Allen Brumm was participating in an open road time trial Sunday morning when he was hit head-on by the 35 year old driver of a car who had changed lanes to pass on County Road 19, a rural two-lane road in Yolo County, California west of Sacramento. As you can see from the Google Streetview near the collision location, you can see almost to the horizon on this road.
According to CBS Sacramento:
A bicycle race time trial turned tragic Sunday when a cyclist was hit and killed on the route by a driver who cops say was obeying the law.
[CHP Sgt. Andy Hill] says the driver was following the “move over law” for bicycles when she went around one cyclist on her side of the road, but didn’t see Brumm in front of her.
Did you catch that? Sgt Hill says the 3 foot passing law is to blame. I hope this is just media misquote of what Hill might have really said.
At the very least, the driver could (and probably should) be cited for violating CVC 21751, which requires the passing driver to wait for the oncoming lane to be “free of oncoming traffic.” We’re required to slow and wait until it is safe to pass.
Passing Without Sufficient Clearance 21751. On a two-lane highway, no vehicle shall be driven to the left side of the center of the roadway in overtaking and passing another vehicle proceeding in the same direction unless the left side is clearly visible and free of oncoming traffic for a sufficient distance ahead to permit such overtaking and passing to be completely made without interfering with the safe operation of any vehicle approaching from the opposite direction.

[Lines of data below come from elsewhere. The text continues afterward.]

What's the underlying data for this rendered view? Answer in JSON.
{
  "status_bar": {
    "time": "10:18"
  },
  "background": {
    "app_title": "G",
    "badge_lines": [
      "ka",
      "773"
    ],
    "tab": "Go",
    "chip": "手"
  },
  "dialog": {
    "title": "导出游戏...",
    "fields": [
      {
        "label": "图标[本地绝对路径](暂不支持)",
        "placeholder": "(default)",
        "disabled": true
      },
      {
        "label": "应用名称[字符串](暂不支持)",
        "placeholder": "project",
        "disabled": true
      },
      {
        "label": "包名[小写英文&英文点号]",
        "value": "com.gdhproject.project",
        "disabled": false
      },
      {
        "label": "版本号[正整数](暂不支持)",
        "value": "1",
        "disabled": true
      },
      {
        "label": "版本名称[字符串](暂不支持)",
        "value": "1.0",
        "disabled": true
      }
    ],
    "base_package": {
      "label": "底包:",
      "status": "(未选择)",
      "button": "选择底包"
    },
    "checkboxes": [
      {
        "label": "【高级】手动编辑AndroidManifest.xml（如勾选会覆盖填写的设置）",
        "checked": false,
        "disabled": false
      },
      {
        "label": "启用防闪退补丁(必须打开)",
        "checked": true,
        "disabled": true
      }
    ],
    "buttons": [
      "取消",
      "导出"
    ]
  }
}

The Sac Bee article on this collision apparently reveals more blatant law enforcement ignorance on traffic law when Sgt Hill places some of the blame on Blumm for failing to ride in the soft shoulder when he was hit head-on.
Cyclists are required to ride as far to the right as possible, said [CHP Sgt Hill].
California’s far right law is CVC 21202, which applies only in the presence of other, faster traffic traveling in the same direction. Excluding the long list of exceptions that allow cyclists to “take the lane” where necessary, the law says:
Operation on Roadway 21202. (a) Any person operating a bicycle upon a roadway at a speed less than the normal speed of traffic moving in the same direction at that time shall ride as close as practicable to the right-hand curb or edge of the roadway….
With sincere condolences to Mr. Brumm’s colleagues, friends and family. The CHP incident log can be found here.